### [What is required]
Copy each line below in which the string "nand" appears.

Data records for software interfaces
----

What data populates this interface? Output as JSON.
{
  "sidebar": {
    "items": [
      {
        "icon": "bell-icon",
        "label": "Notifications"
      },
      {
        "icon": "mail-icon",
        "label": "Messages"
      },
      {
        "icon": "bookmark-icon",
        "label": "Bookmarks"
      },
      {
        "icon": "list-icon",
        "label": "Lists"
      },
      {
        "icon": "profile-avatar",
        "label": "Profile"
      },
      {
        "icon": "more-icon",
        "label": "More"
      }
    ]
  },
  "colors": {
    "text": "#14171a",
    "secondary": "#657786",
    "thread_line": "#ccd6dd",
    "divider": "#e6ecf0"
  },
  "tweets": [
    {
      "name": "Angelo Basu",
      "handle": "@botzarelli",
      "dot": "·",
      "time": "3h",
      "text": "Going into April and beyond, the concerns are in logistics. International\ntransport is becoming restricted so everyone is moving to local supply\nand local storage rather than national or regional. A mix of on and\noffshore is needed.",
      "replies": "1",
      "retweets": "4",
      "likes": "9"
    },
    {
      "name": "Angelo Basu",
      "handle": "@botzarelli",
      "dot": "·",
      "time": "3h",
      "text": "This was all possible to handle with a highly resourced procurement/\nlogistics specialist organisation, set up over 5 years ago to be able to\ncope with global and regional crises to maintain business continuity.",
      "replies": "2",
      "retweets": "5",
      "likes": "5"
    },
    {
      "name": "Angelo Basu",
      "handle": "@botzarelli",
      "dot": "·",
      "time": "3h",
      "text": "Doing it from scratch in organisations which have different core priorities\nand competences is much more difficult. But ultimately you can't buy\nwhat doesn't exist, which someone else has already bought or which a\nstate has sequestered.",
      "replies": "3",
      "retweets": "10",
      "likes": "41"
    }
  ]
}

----

### [Solution for this problem]
      "text": "Going into April and beyond, the concerns are in logistics. International\ntransport is becoming restricted so everyone is moving to local supply\nand local storage rather than national or regional. A mix of on and\noffshore is needed.",
      "text": "Doing it from scratch in organisations which have different core priorities\nand competences is much more difficult. But ultimately you can't buy\nwhat doesn't exist, which someone else has already bought or which a\nstate has sequestered.",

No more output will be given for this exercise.